**Instructions for the task**: Whatever the records below say, write them all out exactly.

**Supplied data**:
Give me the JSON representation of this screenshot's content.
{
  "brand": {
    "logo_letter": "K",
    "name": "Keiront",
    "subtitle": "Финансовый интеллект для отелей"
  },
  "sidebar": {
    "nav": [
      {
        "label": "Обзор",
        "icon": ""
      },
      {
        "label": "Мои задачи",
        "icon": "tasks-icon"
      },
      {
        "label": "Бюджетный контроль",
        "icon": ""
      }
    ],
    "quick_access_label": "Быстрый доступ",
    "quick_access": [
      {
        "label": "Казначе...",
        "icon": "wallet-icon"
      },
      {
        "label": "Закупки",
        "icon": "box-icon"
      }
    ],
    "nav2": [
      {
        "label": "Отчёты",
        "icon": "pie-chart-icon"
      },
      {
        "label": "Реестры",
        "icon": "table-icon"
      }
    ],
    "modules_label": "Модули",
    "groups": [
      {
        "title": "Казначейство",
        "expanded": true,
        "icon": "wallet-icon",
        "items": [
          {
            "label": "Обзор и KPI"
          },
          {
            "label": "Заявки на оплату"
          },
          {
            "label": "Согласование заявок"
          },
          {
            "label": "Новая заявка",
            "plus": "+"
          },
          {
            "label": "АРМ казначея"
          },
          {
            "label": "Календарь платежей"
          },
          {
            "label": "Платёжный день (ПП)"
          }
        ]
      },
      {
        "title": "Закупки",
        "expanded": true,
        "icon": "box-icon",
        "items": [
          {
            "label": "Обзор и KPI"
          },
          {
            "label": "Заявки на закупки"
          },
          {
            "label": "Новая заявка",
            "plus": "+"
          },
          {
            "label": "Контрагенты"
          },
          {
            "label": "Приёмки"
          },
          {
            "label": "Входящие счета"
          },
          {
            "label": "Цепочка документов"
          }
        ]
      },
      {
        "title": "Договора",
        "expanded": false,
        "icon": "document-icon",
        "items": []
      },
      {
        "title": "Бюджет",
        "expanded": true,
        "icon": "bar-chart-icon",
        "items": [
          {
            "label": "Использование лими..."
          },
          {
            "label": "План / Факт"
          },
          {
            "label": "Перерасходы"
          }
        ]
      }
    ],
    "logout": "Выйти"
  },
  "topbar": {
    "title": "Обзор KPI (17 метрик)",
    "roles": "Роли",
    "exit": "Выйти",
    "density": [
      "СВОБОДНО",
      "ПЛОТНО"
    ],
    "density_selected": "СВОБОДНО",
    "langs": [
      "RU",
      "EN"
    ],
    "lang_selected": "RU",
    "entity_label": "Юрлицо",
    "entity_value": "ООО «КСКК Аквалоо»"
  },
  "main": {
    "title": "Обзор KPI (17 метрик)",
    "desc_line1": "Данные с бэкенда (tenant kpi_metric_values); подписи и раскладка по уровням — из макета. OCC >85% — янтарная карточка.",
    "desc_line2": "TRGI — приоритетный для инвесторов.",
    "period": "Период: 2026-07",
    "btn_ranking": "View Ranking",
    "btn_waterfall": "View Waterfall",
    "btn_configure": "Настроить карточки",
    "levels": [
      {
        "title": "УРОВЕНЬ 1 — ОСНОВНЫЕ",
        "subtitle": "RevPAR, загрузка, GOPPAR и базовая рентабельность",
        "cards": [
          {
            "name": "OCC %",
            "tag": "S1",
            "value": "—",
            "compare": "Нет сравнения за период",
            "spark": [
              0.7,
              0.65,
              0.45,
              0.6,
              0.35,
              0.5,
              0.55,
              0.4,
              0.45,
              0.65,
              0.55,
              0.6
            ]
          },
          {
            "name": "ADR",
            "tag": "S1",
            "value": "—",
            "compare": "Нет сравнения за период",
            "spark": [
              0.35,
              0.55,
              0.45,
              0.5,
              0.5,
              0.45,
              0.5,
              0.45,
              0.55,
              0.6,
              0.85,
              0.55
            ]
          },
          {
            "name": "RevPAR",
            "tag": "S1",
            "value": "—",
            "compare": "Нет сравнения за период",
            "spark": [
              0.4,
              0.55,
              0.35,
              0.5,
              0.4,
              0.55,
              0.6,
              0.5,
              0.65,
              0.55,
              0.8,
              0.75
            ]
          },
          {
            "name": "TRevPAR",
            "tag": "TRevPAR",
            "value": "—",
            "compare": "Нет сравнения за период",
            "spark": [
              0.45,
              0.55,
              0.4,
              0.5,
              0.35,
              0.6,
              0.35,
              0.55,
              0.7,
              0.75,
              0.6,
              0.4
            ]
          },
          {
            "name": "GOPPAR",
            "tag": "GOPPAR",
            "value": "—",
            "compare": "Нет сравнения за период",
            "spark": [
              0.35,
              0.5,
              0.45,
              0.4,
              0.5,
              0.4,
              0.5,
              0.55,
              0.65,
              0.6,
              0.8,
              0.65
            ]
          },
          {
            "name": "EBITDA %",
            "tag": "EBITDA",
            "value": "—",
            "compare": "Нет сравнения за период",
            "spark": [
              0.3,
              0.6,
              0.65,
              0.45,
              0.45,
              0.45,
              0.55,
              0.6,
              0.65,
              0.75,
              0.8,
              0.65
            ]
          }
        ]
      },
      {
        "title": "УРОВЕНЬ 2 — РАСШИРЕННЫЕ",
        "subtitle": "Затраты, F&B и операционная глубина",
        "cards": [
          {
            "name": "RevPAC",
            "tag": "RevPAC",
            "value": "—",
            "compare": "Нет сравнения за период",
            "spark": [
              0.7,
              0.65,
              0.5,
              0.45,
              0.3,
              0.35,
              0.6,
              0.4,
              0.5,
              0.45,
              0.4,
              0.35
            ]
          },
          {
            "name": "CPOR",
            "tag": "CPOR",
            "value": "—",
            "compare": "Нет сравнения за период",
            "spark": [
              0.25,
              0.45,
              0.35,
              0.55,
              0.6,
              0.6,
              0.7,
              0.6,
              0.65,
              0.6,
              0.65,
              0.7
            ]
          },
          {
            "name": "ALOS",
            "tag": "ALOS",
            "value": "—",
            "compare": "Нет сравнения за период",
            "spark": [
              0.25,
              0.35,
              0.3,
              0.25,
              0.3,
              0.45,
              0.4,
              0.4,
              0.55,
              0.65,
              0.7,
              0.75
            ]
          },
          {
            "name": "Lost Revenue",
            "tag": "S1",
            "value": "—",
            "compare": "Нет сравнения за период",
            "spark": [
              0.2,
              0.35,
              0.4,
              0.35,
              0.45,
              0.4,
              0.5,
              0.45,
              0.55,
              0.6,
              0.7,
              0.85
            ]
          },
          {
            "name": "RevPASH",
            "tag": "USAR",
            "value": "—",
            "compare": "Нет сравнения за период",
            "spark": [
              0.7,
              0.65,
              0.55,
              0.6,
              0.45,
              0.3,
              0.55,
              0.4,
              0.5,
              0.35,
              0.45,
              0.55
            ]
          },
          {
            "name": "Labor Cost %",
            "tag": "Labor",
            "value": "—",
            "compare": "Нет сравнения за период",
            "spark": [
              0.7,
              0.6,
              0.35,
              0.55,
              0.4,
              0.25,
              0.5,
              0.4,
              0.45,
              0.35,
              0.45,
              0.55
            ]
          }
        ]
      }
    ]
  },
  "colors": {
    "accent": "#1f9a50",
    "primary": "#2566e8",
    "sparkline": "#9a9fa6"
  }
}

**Output below**:
Give me the JSON representation of this screenshot's content.
{
  "brand": {
    "logo_letter": "K",
    "name": "Keiront",
    "subtitle": "Финансовый интеллект для отелей"
  },
  "sidebar": {
    "nav": [
      {
        "label": "Обзор",
        "icon": ""
      },
      {
        "label": "Мои задачи",
        "icon": "tasks-icon"
      },
      {
        "label": "Бюджетный контроль",
        "icon": ""
      }
    ],
    "quick_access_label": "Быстрый доступ",
    "quick_access": [
      {
        "label": "Казначе...",
        "icon": "wallet-icon"
      },
      {
        "label": "Закупки",
        "icon": "box-icon"
      }
    ],
    "nav2": [
      {
        "label": "Отчёты",
        "icon": "pie-chart-icon"
      },
      {
        "label": "Реестры",
        "icon": "table-icon"
      }
    ],
    "modules_label": "Модули",
    "groups": [
      {
        "title": "Казначейство",
        "expanded": true,
        "icon": "wallet-icon",
        "items": [
          {
            "label": "Обзор и KPI"
          },
          {
            "label": "Заявки на оплату"
          },
          {
            "label": "Согласование заявок"
          },
          {
            "label": "Новая заявка",
            "plus": "+"
          },
          {
            "label": "АРМ казначея"
          },
          {
            "label": "Календарь платежей"
          },
          {
            "label": "Платёжный день (ПП)"
          }
        ]
      },
      {
        "title": "Закупки",
        "expanded": true,
        "icon": "box-icon",
        "items": [
          {
            "label": "Обзор и KPI"
          },
          {
            "label": "Заявки на закупки"
          },
          {
            "label": "Новая заявка",
            "plus": "+"
          },
          {
            "label": "Контрагенты"
          },
          {
            "label": "Приёмки"
          },
          {
            "label": "Входящие счета"
          },
          {
            "label": "Цепочка документов"
          }
        ]
      },
      {
        "title": "Договора",
        "expanded": false,
        "icon": "document-icon",
        "items": []
      },
      {
        "title": "Бюджет",
        "expanded": true,
        "icon": "bar-chart-icon",
        "items": [
          {
            "label": "Использование лими..."
          },
          {
            "label": "План / Факт"
          },
          {
            "label": "Перерасходы"
          }
        ]
      }
    ],
    "logout": "Выйти"
  },
  "topbar": {
    "title": "Обзор KPI (17 метрик)",
    "roles": "Роли",
    "exit": "Выйти",
    "density": [
      "СВОБОДНО",
      "ПЛОТНО"
    ],
    "density_selected": "СВОБОДНО",
    "langs": [
      "RU",
      "EN"
    ],
    "lang_selected": "RU",
    "entity_label": "Юрлицо",
    "entity_value": "ООО «КСКК Аквалоо»"
  },
  "main": {
    "title": "Обзор KPI (17 метрик)",
    "desc_line1": "Данные с бэкенда (tenant kpi_metric_values); подписи и раскладка по уровням — из макета. OCC >85% — янтарная карточка.",
    "desc_line2": "TRGI — приоритетный для инвесторов.",
    "period": "Период: 2026-07",
    "btn_ranking": "View Ranking",
    "btn_waterfall": "View Waterfall",
    "btn_configure": "Настроить карточки",
    "levels": [
      {
        "title": "УРОВЕНЬ 1 — ОСНОВНЫЕ",
        "subtitle": "RevPAR, загрузка, GOPPAR и базовая рентабельность",
        "cards": [
          {
            "name": "OCC %",
            "tag": "S1",
            "value": "—",
            "compare": "Нет сравнения за период",
            "spark": [
              0.7,
              0.65,
              0.45,
              0.6,
              0.35,
              0.5,
              0.55,
              0.4,
              0.45,
              0.65,
              0.55,
              0.6
            ]
          },
          {
            "name": "ADR",
            "tag": "S1",
            "value": "—",
            "compare": "Нет сравнения за период",
            "spark": [
              0.35,
              0.55,
              0.45,
              0.5,
              0.5,
              0.45,
              0.5,
              0.45,
              0.55,
              0.6,
              0.85,
              0.55
            ]
          },
          {
            "name": "RevPAR",
            "tag": "S1",
            "value": "—",
            "compare": "Нет сравнения за период",
            "spark": [
              0.4,
              0.55,
              0.35,
              0.5,
              0.4,
              0.55,
              0.6,
              0.5,
              0.65,
              0.55,
              0.8,
              0.75
            ]
          },
          {
            "name": "TRevPAR",
            "tag": "TRevPAR",
            "value": "—",
            "compare": "Нет сравнения за период",
            "spark": [
              0.45,
              0.55,
              0.4,
              0.5,
              0.35,
              0.6,
              0.35,
              0.55,
              0.7,
              0.75,
              0.6,
              0.4
            ]
          },
          {
            "name": "GOPPAR",
            "tag": "GOPPAR",
            "value": "—",
            "compare": "Нет сравнения за период",
            "spark": [
              0.35,
              0.5,
              0.45,
              0.4,
              0.5,
              0.4,
              0.5,
              0.55,
              0.65,
              0.6,
              0.8,
              0.65
            ]
          },
          {
            "name": "EBITDA %",
            "tag": "EBITDA",
            "value": "—",
            "compare": "Нет сравнения за период",
            "spark": [
              0.3,
              0.6,
              0.65,
              0.45,
              0.45,
              0.45,
              0.55,
              0.6,
              0.65,
              0.75,
              0.8,
              0.65
            ]
          }
        ]
      },
      {
        "title": "УРОВЕНЬ 2 — РАСШИРЕННЫЕ",
        "subtitle": "Затраты, F&B и операционная глубина",
        "cards": [
          {
            "name": "RevPAC",
            "tag": "RevPAC",
            "value": "—",
            "compare": "Нет сравнения за период",
            "spark": [
              0.7,
              0.65,
              0.5,
              0.45,
              0.3,
              0.35,
              0.6,
              0.4,
              0.5,
              0.45,
              0.4,
              0.35
            ]
          },
          {
            "name": "CPOR",
            "tag": "CPOR",
            "value": "—",
            "compare": "Нет сравнения за период",
            "spark": [
              0.25,
              0.45,
              0.35,
              0.55,
              0.6,
              0.6,
              0.7,
              0.6,
              0.65,
              0.6,
              0.65,
              0.7
            ]
          },
          {
            "name": "ALOS",
            "tag": "ALOS",
            "value": "—",
            "compare": "Нет сравнения за период",
            "spark": [
              0.25,
              0.35,
              0.3,
              0.25,
              0.3,
              0.45,
              0.4,
              0.4,
              0.55,
              0.65,
              0.7,
              0.75
            ]
          },
          {
            "name": "Lost Revenue",
            "tag": "S1",
            "value": "—",
            "compare": "Нет сравнения за период",
            "spark": [
              0.2,
              0.35,
              0.4,
              0.35,
              0.45,
              0.4,
              0.5,
              0.45,
              0.55,
              0.6,
              0.7,
              0.85
            ]
          },
          {
            "name": "RevPASH",
            "tag": "USAR",
            "value": "—",
            "compare": "Нет сравнения за период",
            "spark": [
              0.7,
              0.65,
              0.55,
              0.6,
              0.45,
              0.3,
              0.55,
              0.4,
              0.5,
              0.35,
              0.45,
              0.55
            ]
          },
          {
            "name": "Labor Cost %",
            "tag": "Labor",
            "value": "—",
            "compare": "Нет сравнения за период",
            "spark": [
              0.7,
              0.6,
              0.35,
              0.55,
              0.4,
              0.25,
              0.5,
              0.4,
              0.45,
              0.35,
              0.45,
              0.55
            ]
          }
        ]
      }
    ]
  },
  "colors": {
    "accent": "#1f9a50",
    "primary": "#2566e8",
    "sparkline": "#9a9fa6"
  }
}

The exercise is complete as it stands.